> [Prompt]:
Give back the lines below verbatim, omitting all pictures.

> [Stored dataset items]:
=====

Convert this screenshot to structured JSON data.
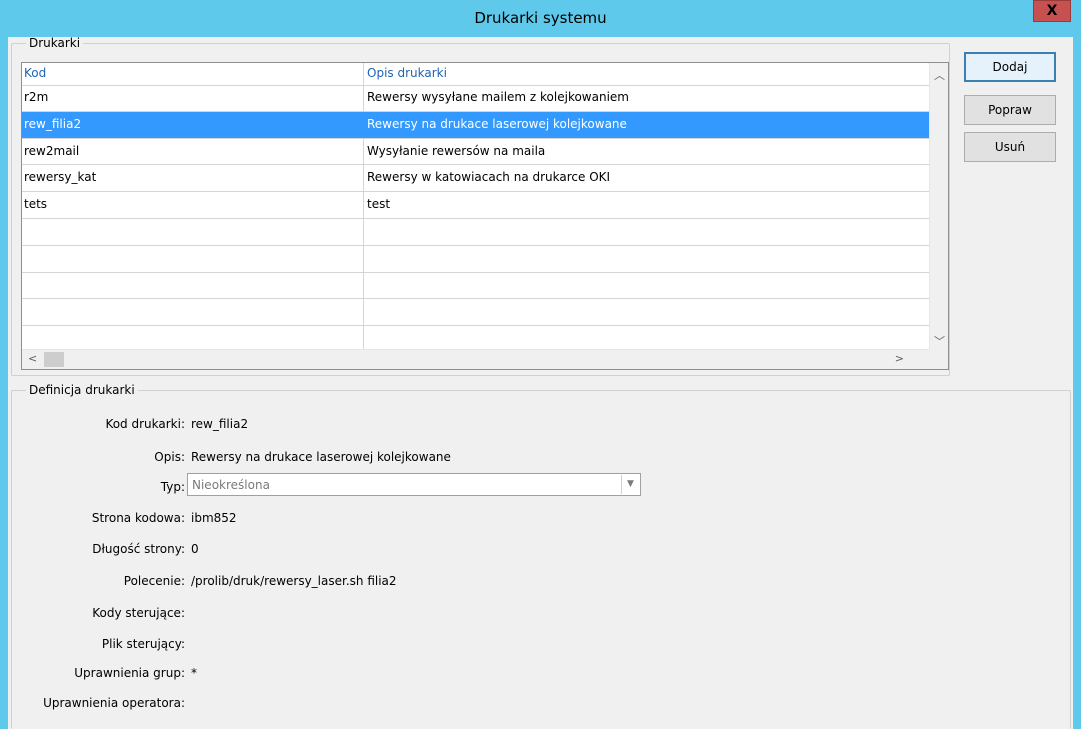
{
  "window": {
    "title": "Drukarki systemu",
    "close_label": "X"
  },
  "printers_group": {
    "legend": "Drukarki",
    "columns": {
      "kod": "Kod",
      "opis": "Opis drukarki"
    },
    "rows": [
      {
        "kod": "r2m",
        "opis": "Rewersy wysyłane mailem z kolejkowaniem"
      },
      {
        "kod": "rew_filia2",
        "opis": "Rewersy na drukace laserowej kolejkowane"
      },
      {
        "kod": "rew2mail",
        "opis": "Wysyłanie rewersów na maila"
      },
      {
        "kod": "rewersy_kat",
        "opis": "Rewersy w katowiacach na drukarce OKI"
      },
      {
        "kod": "tets",
        "opis": "test"
      }
    ],
    "selected_index": 1
  },
  "buttons": {
    "add": "Dodaj",
    "edit": "Popraw",
    "remove": "Usuń"
  },
  "definition_group": {
    "legend": "Definicja drukarki",
    "kod_label": "Kod drukarki:",
    "kod_value": "rew_filia2",
    "opis_label": "Opis:",
    "opis_value": "Rewersy na drukace laserowej kolejkowane",
    "typ_label": "Typ:",
    "typ_value": "Nieokreślona",
    "codepage_label": "Strona kodowa:",
    "codepage_value": "ibm852",
    "pagelen_label": "Długość strony:",
    "pagelen_value": "0",
    "command_label": "Polecenie:",
    "command_value": "/prolib/druk/rewersy_laser.sh filia2",
    "ctrlcodes_label": "Kody sterujące:",
    "ctrlcodes_value": "",
    "ctrlfile_label": "Plik sterujący:",
    "ctrlfile_value": "",
    "groupperm_label": "Uprawnienia grup:",
    "groupperm_value": "*",
    "operperm_label": "Uprawnienia operatora:",
    "operperm_value": ""
  },
  "colors": {
    "titlebar": "#5fc9ec",
    "selection": "#3399ff",
    "header_text": "#1e64b4"
  }
}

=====

> [Problem solution]:
Convert this screenshot to structured JSON data.
{
  "window": {
    "title": "Drukarki systemu",
    "close_label": "X"
  },
  "printers_group": {
    "legend": "Drukarki",
    "columns": {
      "kod": "Kod",
      "opis": "Opis drukarki"
    },
    "rows": [
      {
        "kod": "r2m",
        "opis": "Rewersy wysyłane mailem z kolejkowaniem"
      },
      {
        "kod": "rew_filia2",
        "opis": "Rewersy na drukace laserowej kolejkowane"
      },
      {
        "kod": "rew2mail",
        "opis": "Wysyłanie rewersów na maila"
      },
      {
        "kod": "rewersy_kat",
        "opis": "Rewersy w katowiacach na drukarce OKI"
      },
      {
        "kod": "tets",
        "opis": "test"
      }
    ],
    "selected_index": 1
  },
  "buttons": {
    "add": "Dodaj",
    "edit": "Popraw",
    "remove": "Usuń"
  },
  "definition_group": {
    "legend": "Definicja drukarki",
    "kod_label": "Kod drukarki:",
    "kod_value": "rew_filia2",
    "opis_label": "Opis:",
    "opis_value": "Rewersy na drukace laserowej kolejkowane",
    "typ_label": "Typ:",
    "typ_value": "Nieokreślona",
    "codepage_label": "Strona kodowa:",
    "codepage_value": "ibm852",
    "pagelen_label": "Długość strony:",
    "pagelen_value": "0",
    "command_label": "Polecenie:",
    "command_value": "/prolib/druk/rewersy_laser.sh filia2",
    "ctrlcodes_label": "Kody sterujące:",
    "ctrlcodes_value": "",
    "ctrlfile_label": "Plik sterujący:",
    "ctrlfile_value": "",
    "groupperm_label": "Uprawnienia grup:",
    "groupperm_value": "*",
    "operperm_label": "Uprawnienia operatora:",
    "operperm_value": ""
  },
  "colors": {
    "titlebar": "#5fc9ec",
    "selection": "#3399ff",
    "header_text": "#1e64b4"
  }
}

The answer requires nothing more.